Lpa is a genetic variation of LDL, its exact function is unknown but high levels may increase risk of heart disease. Levels less than 14 mg/dL is desired, whilst above 50 mg/dL is seen as very high risk. Lpa consists of an LDL like particle with an Apo B attached by a disulphide bond to to a specific protein called apolipoprotein(a).
Lpa levels are often thought to be hereditary and strongly influenced by our genetics, particularly the LPA gene which encodes apolipoprotein(a) (Apo(a)). Variable regions within the LPA gene are understood to cause variations in the size of the protein. With the size of the protein found to be correlated to the plasma concentration of Lpa. (the smaller the size of the protein the more highly concentrated Lpa) The correlation is thought to be caused by the longer processing times to produce larger Apo(a) limiting the concentration found in the plasma. Apo(a) are synthesised within the liver and join to LDL particles on the livers outer surface. With Lpa having a half life of around 3-4 days in circulation.
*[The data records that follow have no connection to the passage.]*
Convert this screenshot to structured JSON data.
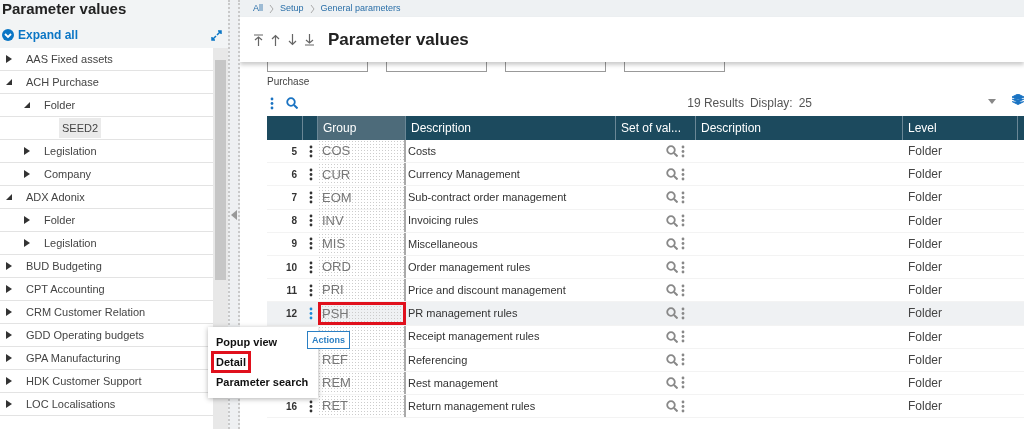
{
  "panel": {
    "title": "Parameter values",
    "expand_all": "Expand all",
    "tree": [
      {
        "label": "AAS Fixed assets",
        "expanded": false,
        "selected": false
      },
      {
        "label": "ACH Purchase",
        "expanded": true,
        "selected": false,
        "children": [
          {
            "label": "Folder",
            "expanded": true,
            "selected": false,
            "children": [
              {
                "label": "SEED2",
                "selected": true
              }
            ]
          },
          {
            "label": "Legislation",
            "expanded": false,
            "selected": false
          },
          {
            "label": "Company",
            "expanded": false,
            "selected": false
          }
        ]
      },
      {
        "label": "ADX Adonix",
        "expanded": true,
        "selected": false,
        "children": [
          {
            "label": "Folder",
            "expanded": false,
            "selected": false
          },
          {
            "label": "Legislation",
            "expanded": false,
            "selected": false
          }
        ]
      },
      {
        "label": "BUD Budgeting",
        "expanded": false,
        "selected": false
      },
      {
        "label": "CPT Accounting",
        "expanded": false,
        "selected": false
      },
      {
        "label": "CRM Customer Relation",
        "expanded": false,
        "selected": false
      },
      {
        "label": "GDD Operating budgets",
        "expanded": false,
        "selected": false
      },
      {
        "label": "GPA Manufacturing",
        "expanded": false,
        "selected": false
      },
      {
        "label": "HDK Customer Support",
        "expanded": false,
        "selected": false
      },
      {
        "label": "LOC Localisations",
        "expanded": false,
        "selected": false
      }
    ]
  },
  "breadcrumb": [
    "All",
    "Setup",
    "General parameters"
  ],
  "header": {
    "title": "Parameter values"
  },
  "filter": {
    "label": "Purchase"
  },
  "toolbar": {
    "results": "19 Results",
    "display_label": "Display:",
    "display_value": "25"
  },
  "table": {
    "columns": [
      "Group",
      "Description",
      "Set of val...",
      "Description",
      "Level"
    ],
    "rows": [
      {
        "number": "5",
        "group": "COS",
        "description": "Costs",
        "level": "Folder",
        "selected": false,
        "highlighted": false
      },
      {
        "number": "6",
        "group": "CUR",
        "description": "Currency Management",
        "level": "Folder",
        "selected": false,
        "highlighted": false
      },
      {
        "number": "7",
        "group": "EOM",
        "description": "Sub-contract order management",
        "level": "Folder",
        "selected": false,
        "highlighted": false
      },
      {
        "number": "8",
        "group": "INV",
        "description": "Invoicing rules",
        "level": "Folder",
        "selected": false,
        "highlighted": false
      },
      {
        "number": "9",
        "group": "MIS",
        "description": "Miscellaneous",
        "level": "Folder",
        "selected": false,
        "highlighted": false
      },
      {
        "number": "10",
        "group": "ORD",
        "description": "Order management rules",
        "level": "Folder",
        "selected": false,
        "highlighted": false
      },
      {
        "number": "11",
        "group": "PRI",
        "description": "Price and discount management",
        "level": "Folder",
        "selected": false,
        "highlighted": false
      },
      {
        "number": "12",
        "group": "PSH",
        "description": "PR management rules",
        "level": "Folder",
        "selected": true,
        "highlighted": true
      },
      {
        "description": "Receipt management rules",
        "level": "Folder",
        "selected": false,
        "highlighted": false
      },
      {
        "group": "REF",
        "description": "Referencing",
        "level": "Folder",
        "selected": false,
        "highlighted": false
      },
      {
        "group": "REM",
        "description": "Rest management",
        "level": "Folder",
        "selected": false,
        "highlighted": false
      },
      {
        "number": "16",
        "group": "RET",
        "description": "Return management rules",
        "level": "Folder",
        "selected": false,
        "highlighted": false
      }
    ]
  },
  "context_menu": {
    "items": [
      {
        "label": "Popup view",
        "highlighted": false
      },
      {
        "label": "Detail",
        "highlighted": true
      },
      {
        "label": "Parameter search",
        "highlighted": false
      }
    ]
  },
  "tooltip": "Actions"
}
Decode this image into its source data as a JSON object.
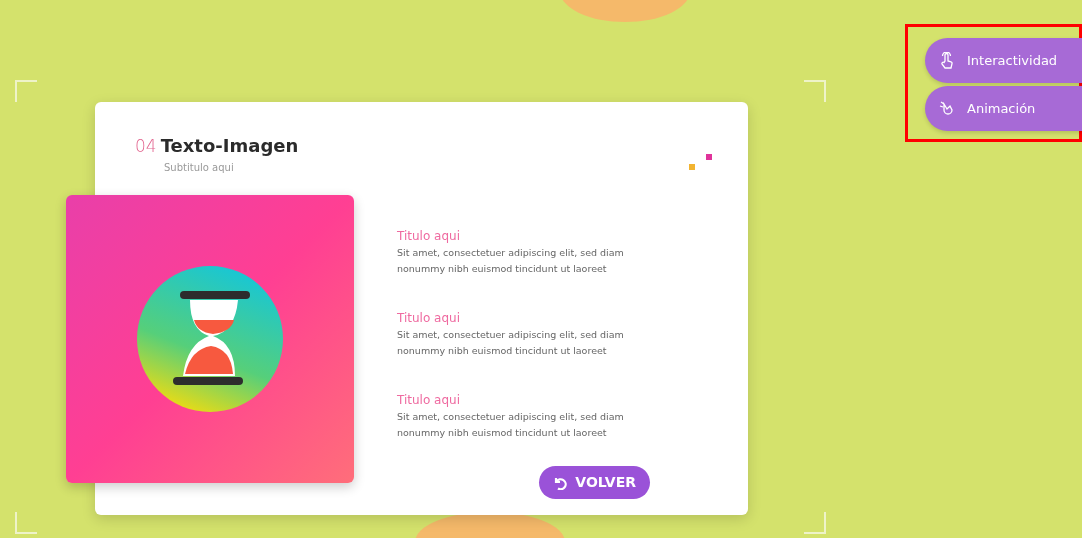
{
  "header": {
    "number": "04",
    "title": "Texto-Imagen",
    "subtitle": "Subtitulo aqui"
  },
  "items": [
    {
      "title": "Titulo aqui",
      "text": "Sit amet, consectetuer adipiscing elit, sed diam nonummy nibh euismod tincidunt ut laoreet"
    },
    {
      "title": "Titulo aqui",
      "text": "Sit amet, consectetuer adipiscing elit, sed diam nonummy nibh euismod tincidunt ut laoreet"
    },
    {
      "title": "Titulo aqui",
      "text": "Sit amet, consectetuer adipiscing elit, sed diam nonummy nibh euismod tincidunt ut laoreet"
    }
  ],
  "back_button": {
    "label": "VOLVER"
  },
  "side_menu": {
    "highlighted": true,
    "items": [
      {
        "kind": "touch",
        "label": "Interactividad"
      },
      {
        "kind": "motion",
        "label": "Animación"
      }
    ]
  }
}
Unlike HDL and LDL which is influenced heavily by diet, exercise and lifestyle, Lpa is influenced heavily by genetics that means even with good lifestyle choices if Lpa levels are high there is still an increased risk of stroke and heart disease. For this reason Lpa is considered an independent risk factor for heart disease. Due to its small size at high levels Lpa can collect in the arterial walls and penetrate the blood vessel lining leading to endothelial damage. Where it can then induce inflammation and promote the build up of plaques.
Lpa has also been recognised to share high sequence homology with plasminogen which is involved in the formation of clots. Our bodies have been found to constantly produce and break down blood clots with plasminogens helping to dissolve them by binding to the enzyme plasmin. There is a fine balance between the 2 systems so if Lpa disrupts this by competing with plasminogen the body may begin to favour clots. In addition to this Lpa has only being found in mammals such as humans and monkeys that do not synthesise their own vitamin C. Instead relying on it from their diet. Vitamin C is recognised to have roles within clotting and collagen formation so if levels are low Lpa may take on a surrogate role.
Similar to Apo a Apo B, may also indicate the risk of heart disease as it is a structural component found within many lipoprotein particles. There are two isoforms of ApoB, ApoB 100 and ApoB 48. ApoB 100 is considered the most significant one for heart disease as it is synthesised in the liver whilst ApB 48 is synthesised in the small intestine. In addition ApoB 100 can be found in VLDL, IDL, LDL and Lpa with one ApoB 100 found in each, making it a good marker for measuring lipoprotein concentrations. High levels of Apo B have been associated with plaques and vascular diseases as the lipoprotein particles are able to penetrate the artery wall. Genetic disorders which cause a mutation in the Apo B gene may also be found in patients with Hypercholesterolemia or Hypobetalipoproteinemia.
HDL and lowering the risk of heart disease
As HDL can be seen as a scavenger for cholesterol, removing excess found in the circulation, it may help prevent the build up of plaques. Increasing the levels of HDL within circulation may counteract the negative effects of LDL. Diet and exercise are one of the main factors that can influence levels, with foods high in monosaturated fats such as nuts, olive oil and fatty fish increasing HDL. Saturated fats and trans fats have been found to increase LDL levels so should be avoided or reduced. Drugs may also be used to alter levels however in some instances medication has not been found to significantly reduce the risk of heart disease, suggesting several factors are involved in determining a persons risk to heart disease.